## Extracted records
----------

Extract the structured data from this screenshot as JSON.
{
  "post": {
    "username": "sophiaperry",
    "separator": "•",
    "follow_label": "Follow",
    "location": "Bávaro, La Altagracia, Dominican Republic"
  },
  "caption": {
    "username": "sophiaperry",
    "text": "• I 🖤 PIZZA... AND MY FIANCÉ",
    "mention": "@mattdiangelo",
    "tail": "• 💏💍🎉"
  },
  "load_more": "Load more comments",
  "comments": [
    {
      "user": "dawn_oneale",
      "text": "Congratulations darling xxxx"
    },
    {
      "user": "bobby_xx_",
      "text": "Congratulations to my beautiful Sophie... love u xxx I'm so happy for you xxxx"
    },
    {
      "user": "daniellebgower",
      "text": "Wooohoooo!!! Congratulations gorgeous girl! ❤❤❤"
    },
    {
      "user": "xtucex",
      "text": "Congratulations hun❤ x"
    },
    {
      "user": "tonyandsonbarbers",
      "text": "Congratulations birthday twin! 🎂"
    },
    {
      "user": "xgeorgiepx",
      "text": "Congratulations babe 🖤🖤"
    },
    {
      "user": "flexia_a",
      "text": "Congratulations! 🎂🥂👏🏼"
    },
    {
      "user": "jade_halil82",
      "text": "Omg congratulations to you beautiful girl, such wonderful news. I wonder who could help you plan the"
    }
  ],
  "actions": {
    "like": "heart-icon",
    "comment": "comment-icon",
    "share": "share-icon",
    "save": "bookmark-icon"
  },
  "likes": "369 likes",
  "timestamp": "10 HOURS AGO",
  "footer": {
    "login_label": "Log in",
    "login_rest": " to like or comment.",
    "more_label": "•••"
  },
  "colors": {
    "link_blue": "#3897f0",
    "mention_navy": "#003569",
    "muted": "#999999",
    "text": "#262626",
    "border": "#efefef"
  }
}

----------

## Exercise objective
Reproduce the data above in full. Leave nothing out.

## Reply
Extract the structured data from this screenshot as JSON.
{
  "post": {
    "username": "sophiaperry",
    "separator": "•",
    "follow_label": "Follow",
    "location": "Bávaro, La Altagracia, Dominican Republic"
  },
  "caption": {
    "username": "sophiaperry",
    "text": "• I 🖤 PIZZA... AND MY FIANCÉ",
    "mention": "@mattdiangelo",
    "tail": "• 💏💍🎉"
  },
  "load_more": "Load more comments",
  "comments": [
    {
      "user": "dawn_oneale",
      "text": "Congratulations darling xxxx"
    },
    {
      "user": "bobby_xx_",
      "text": "Congratulations to my beautiful Sophie... love u xxx I'm so happy for you xxxx"
    },
    {
      "user": "daniellebgower",
      "text": "Wooohoooo!!! Congratulations gorgeous girl! ❤❤❤"
    },
    {
      "user": "xtucex",
      "text": "Congratulations hun❤ x"
    },
    {
      "user": "tonyandsonbarbers",
      "text": "Congratulations birthday twin! 🎂"
    },
    {
      "user": "xgeorgiepx",
      "text": "Congratulations babe 🖤🖤"
    },
    {
      "user": "flexia_a",
      "text": "Congratulations! 🎂🥂👏🏼"
    },
    {
      "user": "jade_halil82",
      "text": "Omg congratulations to you beautiful girl, such wonderful news. I wonder who could help you plan the"
    }
  ],
  "actions": {
    "like": "heart-icon",
    "comment": "comment-icon",
    "share": "share-icon",
    "save": "bookmark-icon"
  },
  "likes": "369 likes",
  "timestamp": "10 HOURS AGO",
  "footer": {
    "login_label": "Log in",
    "login_rest": " to like or comment.",
    "more_label": "•••"
  },
  "colors": {
    "link_blue": "#3897f0",
    "mention_navy": "#003569",
    "muted": "#999999",
    "text": "#262626",
    "border": "#efefef"
  }
}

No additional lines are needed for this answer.